Search Civil War Official Records

HEADQUARTERS,

Harper's Ferry, May 6, 1864.

Colonel R. S. RODGERS,

Commanding at Martinsburg:

I expect 300 cavalry here to-day, and will send you 200. Telegraph me how many you wish between here and Martinsburg, to save their marching to your headquarters and back again. The balance will report to you at Martinsburg, and all will be under your command.

MAX WEBER,

Brigadier-General.

MARTINSBURG, May 6, 1864.

Captain BURLEIGH,

Assistant Adjutant-General:

A company of 120 cavalry reported to me this morning. By order of Major-General Sigel, I sent yesterday by a messenger a detail of the number of dismounted men necessary to relieve my regiment from this to Duffield's, viz, 325 men. If the cavalry are mounted, 50 at Kearneysville and 50 at Duffield's, to report to the commanding officer there, will do. This would not relieve the infantry on duty there.

R. S. RODGERS,

Colonel, Commanding Post.

NEW CREEK, May 6, 1864.

General SIGEL:

I am informed by Governor Boreman that Fourth Virginia Infantry leaves Gallipolis this morning for Parkersburg to be employed to guard the Baltimore and Ohio Railroad, by order of General Halleck. The commanding officer will be directed to report to me. Shall I so change localities of road guard as to more closely concentrate the respective regiments and render them, in my judgment, more effective?

N. WILKINSON.

HEADQUARTERS DEPARTMENT OF WEST VIRGINIA,

Near Winchester, Va., May 6, 1864.

Colonel N. WILKINSON,

New Creek:

All the troops on the line of the railroad from Parkersburg to Sleepy Creek and in front of that line are at your disposition. A cavalry force will be sent to Moorefield and Petersburg. If you find it necessary to withdraw all the troops from Cumberland and concentrate them at New Creek you may do so. The general wishes to know where the Second Maryland [Potomac Home Brigade] Infantry is, and if you have given up Greenland Gap. Report frequently to Martinsburg, and keep the general informed as to the running condition of the railroad, or if the road is destroyed in places.

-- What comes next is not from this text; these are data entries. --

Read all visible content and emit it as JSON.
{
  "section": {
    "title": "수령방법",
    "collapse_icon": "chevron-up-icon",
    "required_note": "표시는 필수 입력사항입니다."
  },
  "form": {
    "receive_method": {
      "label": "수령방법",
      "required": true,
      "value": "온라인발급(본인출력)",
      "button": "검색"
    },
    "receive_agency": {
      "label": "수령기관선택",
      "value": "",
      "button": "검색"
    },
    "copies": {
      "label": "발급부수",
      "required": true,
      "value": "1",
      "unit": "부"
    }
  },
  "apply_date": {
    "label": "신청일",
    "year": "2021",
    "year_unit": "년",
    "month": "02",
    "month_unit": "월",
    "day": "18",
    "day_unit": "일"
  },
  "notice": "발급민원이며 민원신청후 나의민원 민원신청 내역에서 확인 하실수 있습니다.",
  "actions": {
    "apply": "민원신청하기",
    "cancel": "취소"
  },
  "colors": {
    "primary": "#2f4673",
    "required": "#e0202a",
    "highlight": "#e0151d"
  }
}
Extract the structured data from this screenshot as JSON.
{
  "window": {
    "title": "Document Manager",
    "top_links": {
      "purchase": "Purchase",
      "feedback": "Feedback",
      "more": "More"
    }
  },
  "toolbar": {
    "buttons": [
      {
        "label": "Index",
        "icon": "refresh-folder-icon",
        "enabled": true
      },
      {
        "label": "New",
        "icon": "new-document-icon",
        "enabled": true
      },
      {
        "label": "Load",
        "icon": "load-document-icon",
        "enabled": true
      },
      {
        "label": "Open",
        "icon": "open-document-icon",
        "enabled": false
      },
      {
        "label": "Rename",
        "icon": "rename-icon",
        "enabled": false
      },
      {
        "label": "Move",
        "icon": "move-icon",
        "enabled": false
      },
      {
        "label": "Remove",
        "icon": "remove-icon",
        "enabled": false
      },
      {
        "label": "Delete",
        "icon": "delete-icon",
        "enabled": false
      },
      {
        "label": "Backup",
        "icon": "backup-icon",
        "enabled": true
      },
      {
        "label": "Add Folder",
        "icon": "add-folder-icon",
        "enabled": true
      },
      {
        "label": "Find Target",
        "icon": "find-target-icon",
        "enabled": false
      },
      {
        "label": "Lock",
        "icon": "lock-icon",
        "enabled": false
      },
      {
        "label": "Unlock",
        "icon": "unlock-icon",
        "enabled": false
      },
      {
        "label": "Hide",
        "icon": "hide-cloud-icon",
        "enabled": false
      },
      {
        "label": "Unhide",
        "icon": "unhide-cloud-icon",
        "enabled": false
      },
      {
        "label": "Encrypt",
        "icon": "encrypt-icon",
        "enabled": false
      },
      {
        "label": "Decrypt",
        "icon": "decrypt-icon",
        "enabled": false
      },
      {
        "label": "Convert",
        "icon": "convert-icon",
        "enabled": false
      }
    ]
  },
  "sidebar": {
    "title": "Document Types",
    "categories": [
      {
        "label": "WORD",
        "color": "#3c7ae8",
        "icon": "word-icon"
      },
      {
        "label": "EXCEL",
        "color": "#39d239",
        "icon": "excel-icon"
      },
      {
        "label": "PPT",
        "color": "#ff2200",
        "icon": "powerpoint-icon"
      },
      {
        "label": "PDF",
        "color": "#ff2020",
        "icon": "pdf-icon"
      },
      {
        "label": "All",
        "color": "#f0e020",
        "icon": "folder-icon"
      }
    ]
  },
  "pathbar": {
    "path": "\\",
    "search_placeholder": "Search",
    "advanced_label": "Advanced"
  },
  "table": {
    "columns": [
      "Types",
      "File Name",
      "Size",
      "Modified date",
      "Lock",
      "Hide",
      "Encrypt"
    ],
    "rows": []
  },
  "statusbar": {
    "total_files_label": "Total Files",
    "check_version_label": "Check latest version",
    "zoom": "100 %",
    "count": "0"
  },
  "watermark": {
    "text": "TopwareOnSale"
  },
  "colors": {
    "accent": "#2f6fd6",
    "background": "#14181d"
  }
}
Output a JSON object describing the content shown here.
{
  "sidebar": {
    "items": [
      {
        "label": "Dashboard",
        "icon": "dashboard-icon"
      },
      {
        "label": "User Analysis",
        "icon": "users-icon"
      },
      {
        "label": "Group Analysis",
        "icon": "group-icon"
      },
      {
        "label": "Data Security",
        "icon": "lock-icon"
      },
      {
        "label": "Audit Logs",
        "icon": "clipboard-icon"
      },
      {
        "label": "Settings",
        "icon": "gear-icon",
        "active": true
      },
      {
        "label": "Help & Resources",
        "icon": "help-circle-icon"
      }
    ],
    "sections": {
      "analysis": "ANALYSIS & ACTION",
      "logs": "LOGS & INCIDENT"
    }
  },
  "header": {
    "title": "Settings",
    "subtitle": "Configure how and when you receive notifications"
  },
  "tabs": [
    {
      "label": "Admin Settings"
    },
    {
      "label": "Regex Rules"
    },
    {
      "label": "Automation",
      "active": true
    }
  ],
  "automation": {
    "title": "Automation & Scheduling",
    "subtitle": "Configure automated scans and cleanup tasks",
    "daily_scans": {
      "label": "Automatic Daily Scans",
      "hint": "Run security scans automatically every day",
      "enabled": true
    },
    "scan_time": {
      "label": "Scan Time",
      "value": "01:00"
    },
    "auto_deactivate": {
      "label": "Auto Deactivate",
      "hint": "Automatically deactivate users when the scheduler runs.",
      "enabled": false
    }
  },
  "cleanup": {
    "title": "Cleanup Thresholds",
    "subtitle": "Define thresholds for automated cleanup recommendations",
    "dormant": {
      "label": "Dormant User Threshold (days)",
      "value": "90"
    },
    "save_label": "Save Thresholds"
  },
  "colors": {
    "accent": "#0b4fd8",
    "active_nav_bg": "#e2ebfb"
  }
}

By order of Major General F. Sigel:

BIER,

Assistant Adjutant-General.